Cards with Atheros Communications chipsets

See the Atheros customer products page to find products that use Atheros chipsets.

You can capture raw 802.11 packets with AR5K cards on Linux systems with the v5_ar5k or madwifi drivers. For the v5ar5k driver you will need the Linux wireless-tools version 25 or higher to put the card into monitor mode. If you're using the madwifi driver, you can put the card into monitor mode using iwconfig interface mode monitor, followed by iwconfig interface channel channel to select a channel (if needed). THis works only on the old version of the madwifi driver. If you are using the new version, also known as madwifi-ng, you must create a monitor vap with the command wlanconfig ath create wlandev wifiX wlanmode mon. For further information read the madwifi documentation, included with versions 0.9.0 and up.

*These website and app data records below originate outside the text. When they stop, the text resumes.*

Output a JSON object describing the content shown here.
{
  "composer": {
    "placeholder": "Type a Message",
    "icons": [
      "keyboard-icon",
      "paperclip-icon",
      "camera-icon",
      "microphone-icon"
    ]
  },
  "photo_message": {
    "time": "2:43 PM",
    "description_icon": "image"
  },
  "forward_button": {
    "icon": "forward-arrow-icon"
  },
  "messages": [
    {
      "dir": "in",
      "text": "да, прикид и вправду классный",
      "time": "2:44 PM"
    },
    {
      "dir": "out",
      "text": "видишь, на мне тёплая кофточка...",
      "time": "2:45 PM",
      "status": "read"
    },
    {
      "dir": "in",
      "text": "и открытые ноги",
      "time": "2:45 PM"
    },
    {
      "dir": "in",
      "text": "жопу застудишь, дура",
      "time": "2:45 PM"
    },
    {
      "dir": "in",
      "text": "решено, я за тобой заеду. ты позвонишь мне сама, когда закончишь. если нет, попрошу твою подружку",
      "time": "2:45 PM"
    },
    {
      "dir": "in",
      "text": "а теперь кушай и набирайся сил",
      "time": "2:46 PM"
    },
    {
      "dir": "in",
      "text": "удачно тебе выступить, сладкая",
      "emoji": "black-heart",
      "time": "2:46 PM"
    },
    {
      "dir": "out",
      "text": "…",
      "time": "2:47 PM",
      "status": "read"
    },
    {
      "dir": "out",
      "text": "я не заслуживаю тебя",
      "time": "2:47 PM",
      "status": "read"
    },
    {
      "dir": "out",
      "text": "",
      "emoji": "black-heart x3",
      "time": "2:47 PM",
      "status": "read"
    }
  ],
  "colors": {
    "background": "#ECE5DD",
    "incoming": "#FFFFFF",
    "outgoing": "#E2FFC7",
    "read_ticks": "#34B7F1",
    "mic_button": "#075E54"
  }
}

The Linux RT2400/RT2500 driver supports monitor mode. Put the card into monitor mode using iwconfig interface mode monitor, followed by iwconfig interface channel channel to select a channel (if needed). (Does this give 802.11 headers, or 802.11 headers plus radio headers?)

Intel Centrino adapters

The open source Intel(R) Pro Wireless 2100,2200/2915 and 3945 Drivers for Linux support monitor mode. You can put the card into monitor mode using iwconfig interface mode monitor, followed by iwconfig interface channel channel to select a channel (if needed). Optional (compile time) support for additional radiotap headers is provided in all drivers and starts with the following versions: ipw3945 version 0.0.71, ipw2200 version 1.0.7 and ipw2100 drivers version 1.2.1. The ipw2200 and ipw3945 drivers have another feature that allows to use the wireless interface normally and at the same time capture the raw traffic passing through it: The rtapX interface. You'll need to add the following line to your /etc/modprobe.d/ipw3945 file: "options ipw3945 rtap_iface=1". After that, do an "ifconfig rtap0 up" and start capturing on that interface. For ipw2200 replace 3945 by 2200.

Cards using the Zyxel ZyDAS 1211

The ZyDAS 1211 chipset supports monitor mode with the open-source drivers available from the zd1211 project. This chipset is exclusive to USB dongles, and quite common. The quickest way to put it into monitor mode is to issue iwconfig interface mode monitor. The driver is built into the kernel starting with 2.6.18, but can be built out-of-tree on any 2.6 kernel.

Other cards

It might be possible to capture in monitor mode on other cards. If so, please update the Wiki with information on how to do so.

CaptureSetup/WLAN/Linux_non_mac80211 (last edited 2011-02-13 23:29:56 by GuyHarris)